Available data ▸

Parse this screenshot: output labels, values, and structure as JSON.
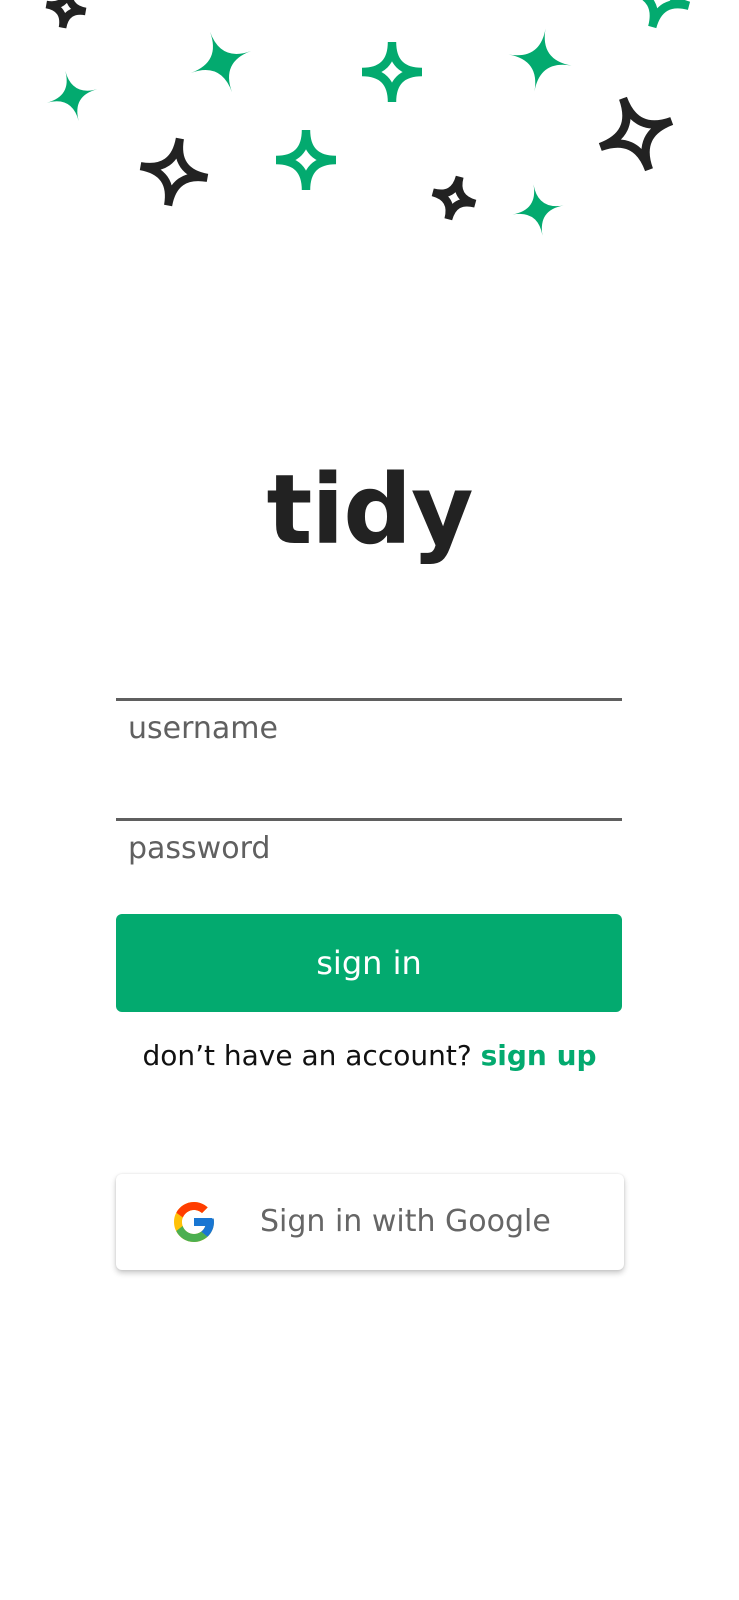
{
  "app": {
    "logo_text": "tidy"
  },
  "form": {
    "username_placeholder": "username",
    "password_placeholder": "password",
    "signin_label": "sign in",
    "no_account_text": "don’t have an account? ",
    "signup_link": "sign up"
  },
  "google": {
    "label": "Sign in with Google",
    "icon": "google-g-icon"
  },
  "theme": {
    "accent": "#03aa6f",
    "dark": "#222222",
    "google_blue": "#4285F4",
    "google_red": "#EA4335",
    "google_yellow": "#FBBC05",
    "google_green": "#34A853"
  },
  "decorations": {
    "icon": "sparkle-icon"
  }
}
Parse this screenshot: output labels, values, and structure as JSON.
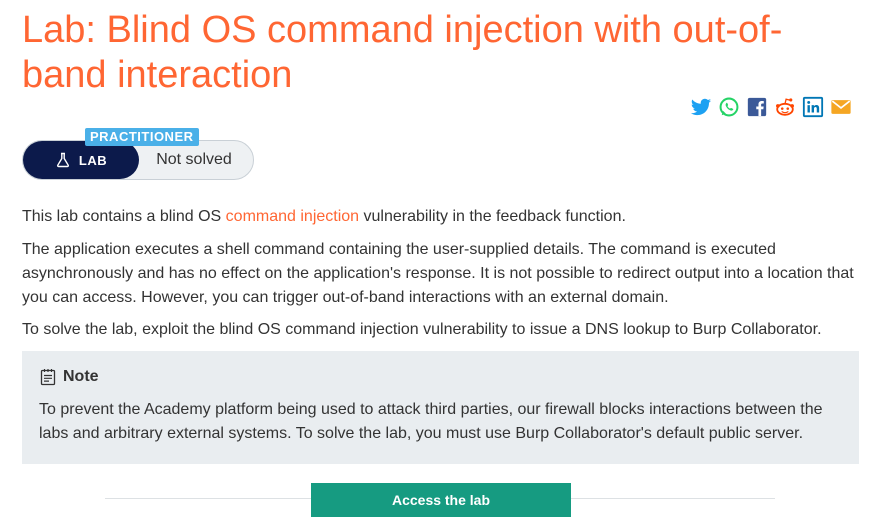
{
  "page": {
    "title": "Lab: Blind OS command injection with out-of-band interaction"
  },
  "share": [
    {
      "icon": "twitter-icon",
      "color": "#1da1f2"
    },
    {
      "icon": "whatsapp-icon",
      "color": "#25d366"
    },
    {
      "icon": "facebook-icon",
      "color": "#3b5998"
    },
    {
      "icon": "reddit-icon",
      "color": "#ff4500"
    },
    {
      "icon": "linkedin-icon",
      "color": "#0077b5"
    },
    {
      "icon": "email-icon",
      "color": "#f5a623"
    }
  ],
  "lab": {
    "level": "PRACTITIONER",
    "label": "LAB",
    "status": "Not solved",
    "level_color": "#4ab0e8",
    "lab_color": "#0c1a4b"
  },
  "description": {
    "p1_before": "This lab contains a blind OS ",
    "p1_link": "command injection",
    "p1_after": " vulnerability in the feedback function.",
    "p2": "The application executes a shell command containing the user-supplied details. The command is executed asynchronously and has no effect on the application's response. It is not possible to redirect output into a location that you can access. However, you can trigger out-of-band interactions with an external domain.",
    "p3": "To solve the lab, exploit the blind OS command injection vulnerability to issue a DNS lookup to Burp Collaborator."
  },
  "note": {
    "icon": "note-icon",
    "title": "Note",
    "body": "To prevent the Academy platform being used to attack third parties, our firewall blocks interactions between the labs and arbitrary external systems. To solve the lab, you must use Burp Collaborator's default public server."
  },
  "action": {
    "access_label": "Access the lab",
    "color": "#169b81"
  },
  "colors": {
    "accent": "#ff6633",
    "note_bg": "#e9edf0"
  }
}
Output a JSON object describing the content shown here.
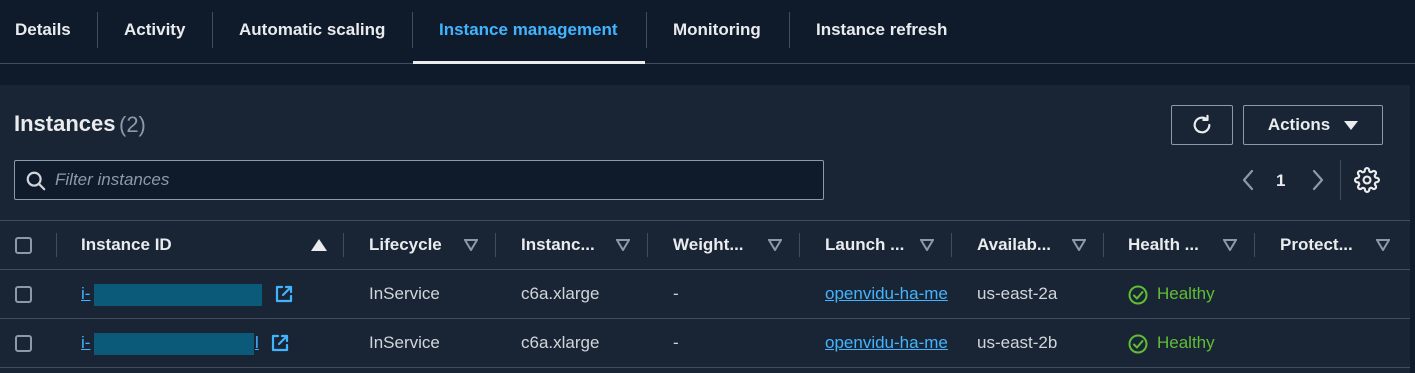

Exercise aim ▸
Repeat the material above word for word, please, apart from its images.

Solved exercise ▸
Parse this screenshot: output labels, values, and structure as JSON.
{
  "app": {
    "logo_text": "tidy"
  },
  "form": {
    "username_placeholder": "username",
    "password_placeholder": "password",
    "signin_label": "sign in",
    "no_account_text": "don’t have an account? ",
    "signup_link": "sign up"
  },
  "google": {
    "label": "Sign in with Google",
    "icon": "google-g-icon"
  },
  "theme": {
    "accent": "#03aa6f",
    "dark": "#222222",
    "google_blue": "#4285F4",
    "google_red": "#EA4335",
    "google_yellow": "#FBBC05",
    "google_green": "#34A853"
  },
  "decorations": {
    "icon": "sparkle-icon"
  }
}
Parse this screenshot: output labels, values, and structure as JSON.
{
  "page": {
    "title": "Lab: Blind OS command injection with out-of-band interaction"
  },
  "share": [
    {
      "icon": "twitter-icon",
      "color": "#1da1f2"
    },
    {
      "icon": "whatsapp-icon",
      "color": "#25d366"
    },
    {
      "icon": "facebook-icon",
      "color": "#3b5998"
    },
    {
      "icon": "reddit-icon",
      "color": "#ff4500"
    },
    {
      "icon": "linkedin-icon",
      "color": "#0077b5"
    },
    {
      "icon": "email-icon",
      "color": "#f5a623"
    }
  ],
  "lab": {
    "level": "PRACTITIONER",
    "label": "LAB",
    "status": "Not solved",
    "level_color": "#4ab0e8",
    "lab_color": "#0c1a4b"
  },
  "description": {
    "p1_before": "This lab contains a blind OS ",
    "p1_link": "command injection",
    "p1_after": " vulnerability in the feedback function.",
    "p2": "The application executes a shell command containing the user-supplied details. The command is executed asynchronously and has no effect on the application's response. It is not possible to redirect output into a location that you can access. However, you can trigger out-of-band interactions with an external domain.",
    "p3": "To solve the lab, exploit the blind OS command injection vulnerability to issue a DNS lookup to Burp Collaborator."
  },
  "note": {
    "icon": "note-icon",
    "title": "Note",
    "body": "To prevent the Academy platform being used to attack third parties, our firewall blocks interactions between the labs and arbitrary external systems. To solve the lab, you must use Burp Collaborator's default public server."
  },
  "action": {
    "access_label": "Access the lab",
    "color": "#169b81"
  },
  "colors": {
    "accent": "#ff6633",
    "note_bg": "#e9edf0"
  }
}
Output a JSON object describing the content shown here.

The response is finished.